4.3 of 82 Ratings
A 55-year-old male presents with severe neck pain and quadriparesis after falling off a 2-story balcony while intoxicated. The patient is GCS 9 on presentation with notable weakness of the bilateral upper and lower extremities. Current imaging is shown in figure A. The decision was made to send the patient for a cervical spine MRI prior to attempted closed reduction and surgical fixation. If a closed reduction is planned, which MRI finding would require immediate surgical treatment rather than closed reduction?
Presence of spinal cord edema at the injury level
Identify a herniated disc at the dislocated level
Disruption of the posterior longitudinal ligamentous complex
Presence of an occult fractures of the lamina at the affected level
Increased T2 signal in the anterior longitudinal ligament of the affected level
Select Answer to see Preferred Response
A 40-year-old male sustains subaxial cervical spine fracture and after a motor vehicle accident. Physical exam is significant for an incomplete upper cervical spinal cord injury. Which of the following CT scans is associated with the worst ultimate clinical outcome?
A 21-year-old patient is evaluated in the trauma bay after a motor vehicle accident. He was found to have a GCS of 3 on the scene and is presently intubated. His bulbocavernosus reflex is not intact. Radiographs and representative CT scan sequences are shown in Figures A through E. What is the next best step in management?
Closed reduction under anesthesia
Open reduction under anesthesia
Closed reduction with internal stabilization

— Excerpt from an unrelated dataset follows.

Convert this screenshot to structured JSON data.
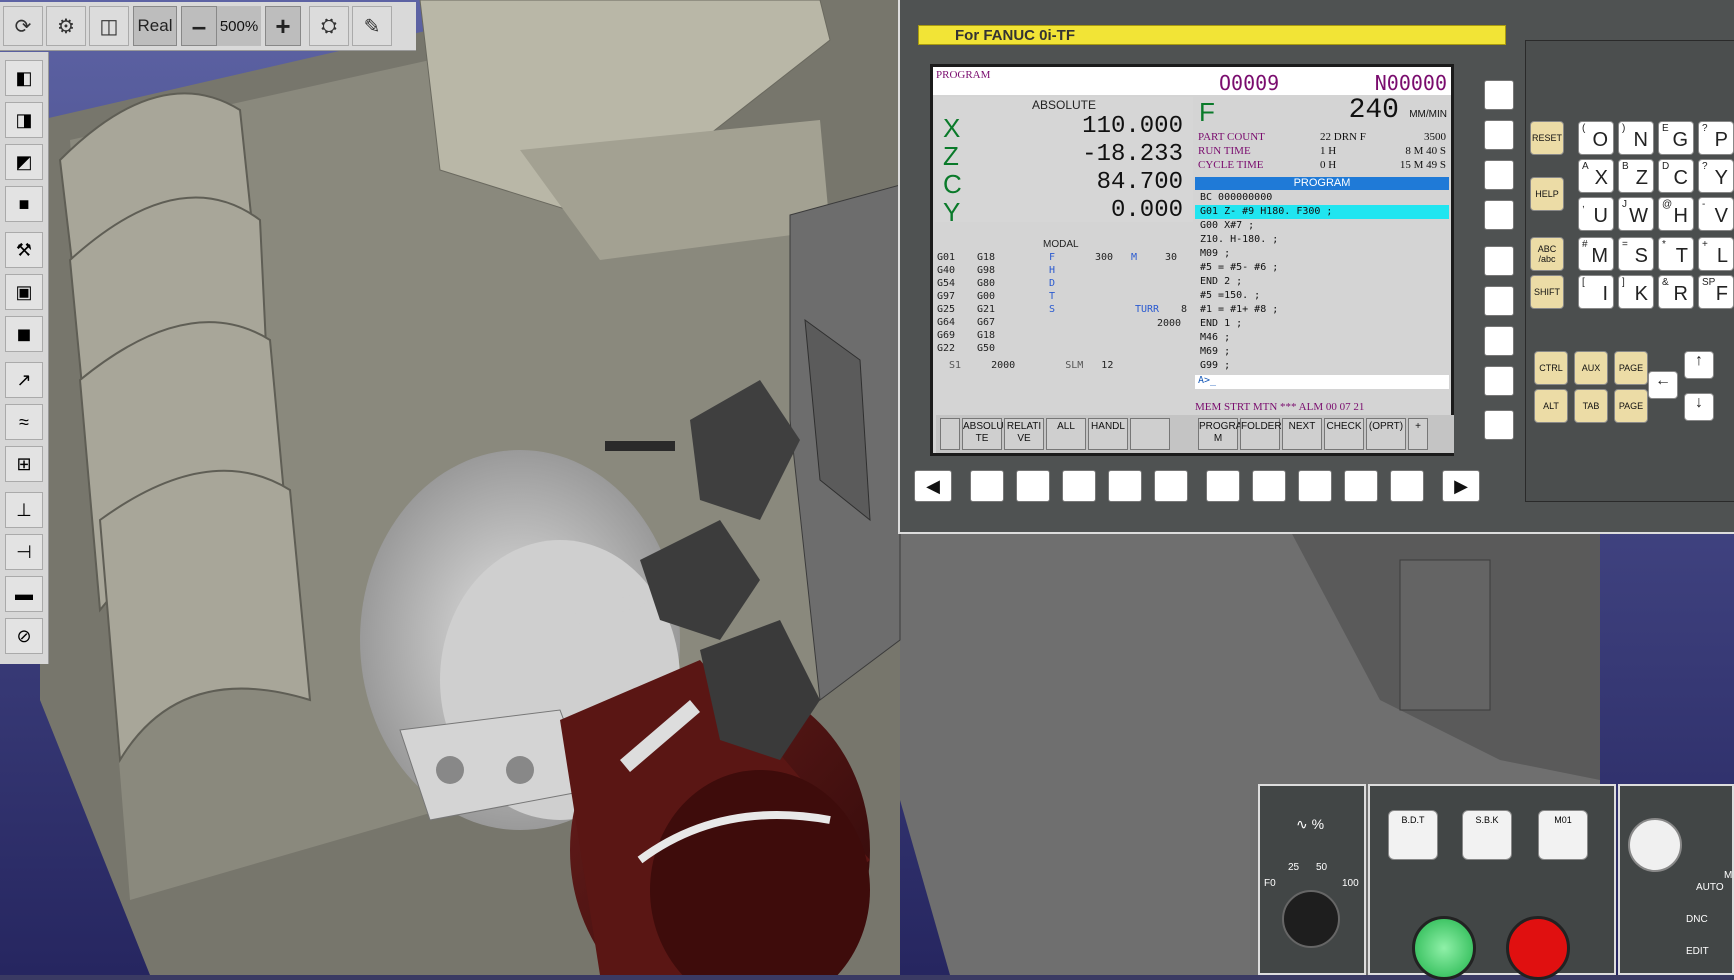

A 35-year-old female is involved in a high speed motorcycle crash. Work-up reveals the presence of an open right femur fracture, and neck pain. A CT scan of the cervical spine is obtained and shows a right sided C6/7 facet dislocation. Which of the following images is most representative of this injury?
Cervical facet dislocations are characteristically caused by which of the following mechanisms of injury?
A 36-year-old woman is brought to the emergency department intubated and sedated following a motor vehicle accident. She is moving her upper and lower extremities spontaneously. She cannot follow commands. CT scans are shown in Figures 7a through 7c. The initial survey does not reveal any other injuries. Initial management of the cervical injury should consist of immediate
immobilization with a halo ring and vest with reduction when medically stable.
closed traction reduction using Gardner-Wells tongs.
posterior open reduction, stabilization, and fusion.
cervical MRI followed by reduction.
anterior open reduction, stabilization, and fusion.
An awake and cooperative patient presents to the emergency room with the injury seen in the CT scan in Figure A. Prior to the CT scan he had an ASIA Impairment Scale of E. Upon returning from the CT scanner he has an ASIA Impairment Scale of D. What is the most appropriate first step in management?
Immediate closed reduction with cervical traction
Immediate anterior open reduction and surgical fixation
Spinal dose steroids
Cervical immobilization, observation, and serial neurologic exams